Work request:
Present each line of the entries below that holds the word "name".

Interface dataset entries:
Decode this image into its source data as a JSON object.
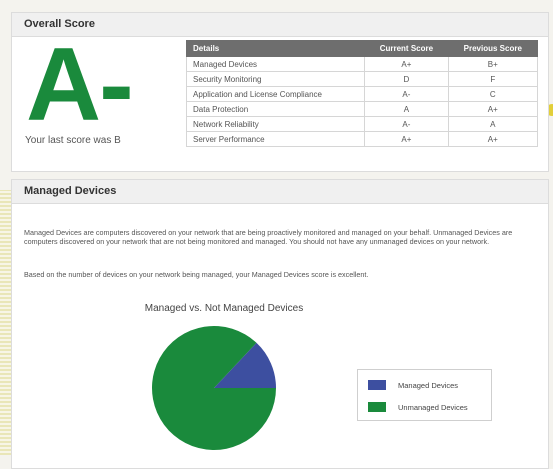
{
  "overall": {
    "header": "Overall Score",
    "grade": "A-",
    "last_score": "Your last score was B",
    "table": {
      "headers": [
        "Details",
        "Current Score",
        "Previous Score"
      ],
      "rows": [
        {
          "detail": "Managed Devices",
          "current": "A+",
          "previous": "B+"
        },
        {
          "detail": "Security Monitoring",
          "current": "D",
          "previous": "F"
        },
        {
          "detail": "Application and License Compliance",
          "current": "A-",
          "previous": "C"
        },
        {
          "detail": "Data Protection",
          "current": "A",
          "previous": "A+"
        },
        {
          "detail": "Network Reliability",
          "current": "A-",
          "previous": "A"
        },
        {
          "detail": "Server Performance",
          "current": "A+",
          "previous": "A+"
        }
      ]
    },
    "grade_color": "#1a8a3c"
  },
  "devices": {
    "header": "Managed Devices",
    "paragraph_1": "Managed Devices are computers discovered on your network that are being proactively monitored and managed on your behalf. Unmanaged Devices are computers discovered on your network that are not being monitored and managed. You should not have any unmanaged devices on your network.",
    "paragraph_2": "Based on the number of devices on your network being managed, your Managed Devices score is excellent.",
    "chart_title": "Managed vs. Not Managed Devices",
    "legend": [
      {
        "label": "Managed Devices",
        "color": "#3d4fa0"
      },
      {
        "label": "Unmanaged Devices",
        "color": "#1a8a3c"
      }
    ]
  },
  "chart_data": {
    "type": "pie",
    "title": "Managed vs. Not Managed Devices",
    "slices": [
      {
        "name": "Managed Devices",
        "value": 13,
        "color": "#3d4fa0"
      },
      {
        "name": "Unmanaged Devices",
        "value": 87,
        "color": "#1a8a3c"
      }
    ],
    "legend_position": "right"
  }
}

Solution to this task:
        "name": "Managed Devices",
        "name": "Unmanaged Devices",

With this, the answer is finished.